### REQUIRED ACTION
What you hand back must match the records word for word, with no pictures.

(Saved entries)

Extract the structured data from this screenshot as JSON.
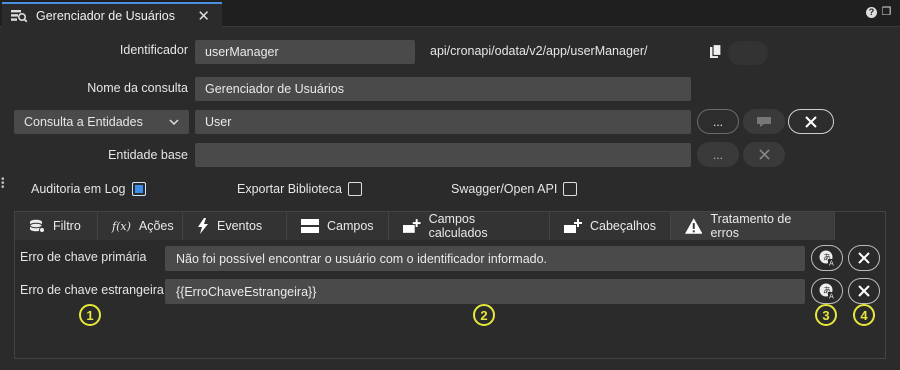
{
  "tab": {
    "title": "Gerenciador de Usuários",
    "icon": "database-search-icon"
  },
  "window_icons": {
    "help": "?"
  },
  "form": {
    "identificador_label": "Identificador",
    "identificador_value": "userManager",
    "url": "api/cronapi/odata/v2/app/userManager/",
    "nome_label": "Nome da consulta",
    "nome_value": "Gerenciador de Usuários",
    "tipo_select": "Consulta a Entidades",
    "entidade_value": "User",
    "ellipsis": "...",
    "entidade_base_label": "Entidade base",
    "entidade_base_value": ""
  },
  "options": {
    "auditoria_label": "Auditoria em Log",
    "auditoria_checked": true,
    "exportar_label": "Exportar Biblioteca",
    "exportar_checked": false,
    "swagger_label": "Swagger/Open API",
    "swagger_checked": false
  },
  "tabs": [
    {
      "label": "Filtro",
      "icon": "database-icon"
    },
    {
      "label": "Ações",
      "icon": "function-icon"
    },
    {
      "label": "Eventos",
      "icon": "lightning-icon"
    },
    {
      "label": "Campos",
      "icon": "fields-icon"
    },
    {
      "label": "Campos calculados",
      "icon": "calculated-fields-icon"
    },
    {
      "label": "Cabeçalhos",
      "icon": "headers-icon"
    },
    {
      "label": "Tratamento de erros",
      "icon": "warning-icon"
    }
  ],
  "errors": {
    "primary_label": "Erro de chave primária",
    "primary_value": "Não foi possível encontrar o usuário com o identificador informado.",
    "foreign_label": "Erro de chave estrangeira",
    "foreign_value": "{{ErroChaveEstrangeira}}"
  },
  "callouts": [
    "1",
    "2",
    "3",
    "4"
  ],
  "colors": {
    "accent": "#3b8eea",
    "callout": "#e5e83a",
    "background": "#2b2b2b"
  }
}
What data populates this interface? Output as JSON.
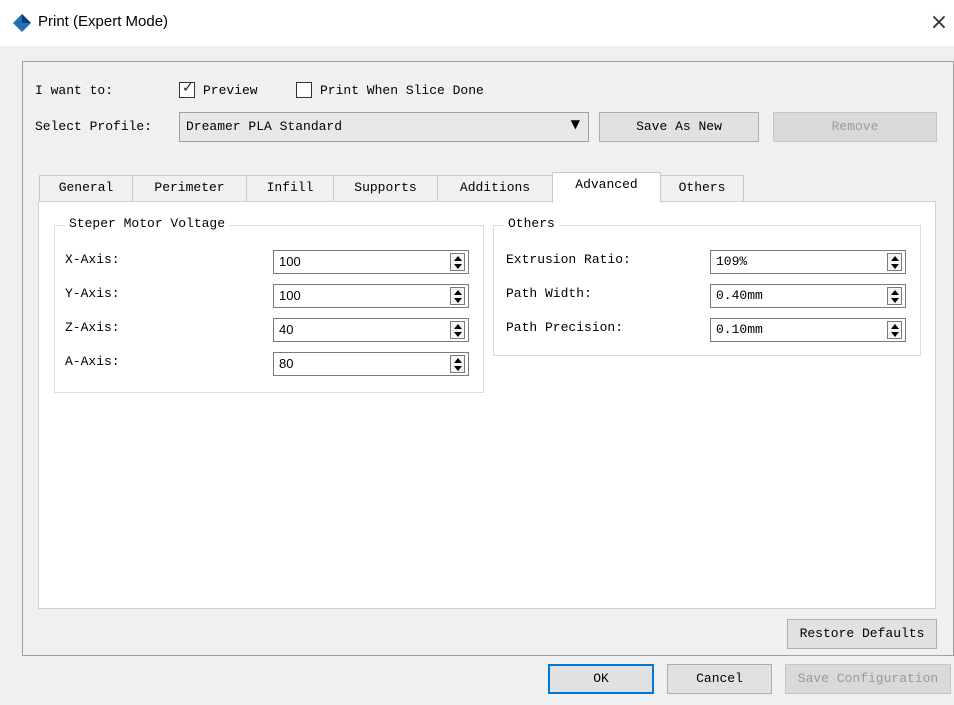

### WRITTEN ANSWER
Extract the structured data from this screenshot as JSON.
{
  "tab": {
    "title": "Gerenciador de Usuários",
    "icon": "database-search-icon"
  },
  "window_icons": {
    "help": "?"
  },
  "form": {
    "identificador_label": "Identificador",
    "identificador_value": "userManager",
    "url": "api/cronapi/odata/v2/app/userManager/",
    "nome_label": "Nome da consulta",
    "nome_value": "Gerenciador de Usuários",
    "tipo_select": "Consulta a Entidades",
    "entidade_value": "User",
    "ellipsis": "...",
    "entidade_base_label": "Entidade base",
    "entidade_base_value": ""
  },
  "options": {
    "auditoria_label": "Auditoria em Log",
    "auditoria_checked": true,
    "exportar_label": "Exportar Biblioteca",
    "exportar_checked": false,
    "swagger_label": "Swagger/Open API",
    "swagger_checked": false
  },
  "tabs": [
    {
      "label": "Filtro",
      "icon": "database-icon"
    },
    {
      "label": "Ações",
      "icon": "function-icon"
    },
    {
      "label": "Eventos",
      "icon": "lightning-icon"
    },
    {
      "label": "Campos",
      "icon": "fields-icon"
    },
    {
      "label": "Campos calculados",
      "icon": "calculated-fields-icon"
    },
    {
      "label": "Cabeçalhos",
      "icon": "headers-icon"
    },
    {
      "label": "Tratamento de erros",
      "icon": "warning-icon"
    }
  ],
  "errors": {
    "primary_label": "Erro de chave primária",
    "primary_value": "Não foi possível encontrar o usuário com o identificador informado.",
    "foreign_label": "Erro de chave estrangeira",
    "foreign_value": "{{ErroChaveEstrangeira}}"
  },
  "callouts": [
    "1",
    "2",
    "3",
    "4"
  ],
  "colors": {
    "accent": "#3b8eea",
    "callout": "#e5e83a",
    "background": "#2b2b2b"
  }
}
What data populates this interface? Output as JSON.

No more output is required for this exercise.